Author: Hari Navarro
My daughter was raped as a baby. Does the fact that she was nine and not a baby make me a liar, does it take any of the sting from an opening sentence surely designed to shock and pull you into the tawdry undertow that sweeps through these words?
But you see I’ve always scorned those you refer to their children as babies when they are not, to label them such is to deny them growth. It belittles the struggles overcome as they claw to a crawl and stagger from cradle to ash.
But she was my baby.
An infant led into a filthy warm cellar by those she trusted and loved. Sibling neighbors, who stroked her long hair and locked the door shut as they pushed her down to the floor. She had been bad they said, perhaps even evil as they warned of the wrath that was visited upon all those who spoke of the punishment they dealt.
So that’s why we took her to the clinic, that place where gastropods had run up behind cognitive neuroscience and shoulder barged it into the future. We sold all that we owned to finance this wonder of science; this harnessing of the engram, epigenetic modification beneath the snap-crack of a ribonucleic whip.
We paid for the ability to peel away memories, to hack out those things that haunt her, those things that compact her teenage mind and stuff it into the dark. The pit where she cuts and she spits at the mirror. Where the wallpaper it peels and lays the truth bare as she scratches away at her skin.
It’s been six weeks since the procedure. The day they nudged aside her synapses and plucked instead from the shriveled and blackened neurons that stored each wretched second of that day in the cellar. And then, it wiped it clean from her mind.
Listen as she sobs alone in her room. Though now she has no idea why.

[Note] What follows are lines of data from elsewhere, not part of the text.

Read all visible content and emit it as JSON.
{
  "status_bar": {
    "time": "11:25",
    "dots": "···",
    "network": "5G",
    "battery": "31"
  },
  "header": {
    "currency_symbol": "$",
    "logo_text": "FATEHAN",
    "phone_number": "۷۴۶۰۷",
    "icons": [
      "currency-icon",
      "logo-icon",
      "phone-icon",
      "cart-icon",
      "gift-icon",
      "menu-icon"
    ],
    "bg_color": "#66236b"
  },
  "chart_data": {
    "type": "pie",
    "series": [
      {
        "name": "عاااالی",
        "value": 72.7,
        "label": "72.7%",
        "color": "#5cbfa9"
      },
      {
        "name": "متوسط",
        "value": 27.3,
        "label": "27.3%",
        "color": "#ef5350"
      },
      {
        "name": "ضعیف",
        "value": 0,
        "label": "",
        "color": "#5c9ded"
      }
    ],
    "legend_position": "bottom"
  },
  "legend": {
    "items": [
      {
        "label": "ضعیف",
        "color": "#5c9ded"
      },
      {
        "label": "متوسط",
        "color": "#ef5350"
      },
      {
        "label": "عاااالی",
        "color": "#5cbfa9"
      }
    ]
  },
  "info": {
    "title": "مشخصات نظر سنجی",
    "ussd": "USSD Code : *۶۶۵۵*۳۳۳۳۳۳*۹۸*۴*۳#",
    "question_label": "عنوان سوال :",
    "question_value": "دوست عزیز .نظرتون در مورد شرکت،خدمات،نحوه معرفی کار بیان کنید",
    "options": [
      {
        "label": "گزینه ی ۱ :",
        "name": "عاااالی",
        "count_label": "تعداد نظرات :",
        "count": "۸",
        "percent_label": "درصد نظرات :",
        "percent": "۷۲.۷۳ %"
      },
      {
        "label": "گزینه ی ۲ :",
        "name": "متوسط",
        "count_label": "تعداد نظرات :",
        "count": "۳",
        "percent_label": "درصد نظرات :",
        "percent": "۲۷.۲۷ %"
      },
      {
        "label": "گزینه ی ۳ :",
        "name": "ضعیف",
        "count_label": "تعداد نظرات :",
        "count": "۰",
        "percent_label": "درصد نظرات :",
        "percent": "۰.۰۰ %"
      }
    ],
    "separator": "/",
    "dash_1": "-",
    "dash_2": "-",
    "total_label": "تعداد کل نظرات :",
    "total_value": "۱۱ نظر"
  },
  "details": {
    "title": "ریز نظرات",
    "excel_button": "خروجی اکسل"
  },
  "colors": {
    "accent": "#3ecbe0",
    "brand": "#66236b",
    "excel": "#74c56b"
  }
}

It’s her spirit, the essence of what it is that makes her who she is, that now mocks inside her head.
Her mind cant play for her the images but the blood in her veins, the integumentary system that again feels the dig of her nails and the razors slit edge, it remembers.
It’s her strength, this overriding connection of body and mind, it is this she can mine to rebuild the childish things that she lost.
If I could I would put back that pitch darkness we took. It’s part of her. I’ve stolen from her the key. I’m so sorry, for how in the world can you now own that which you no longer have?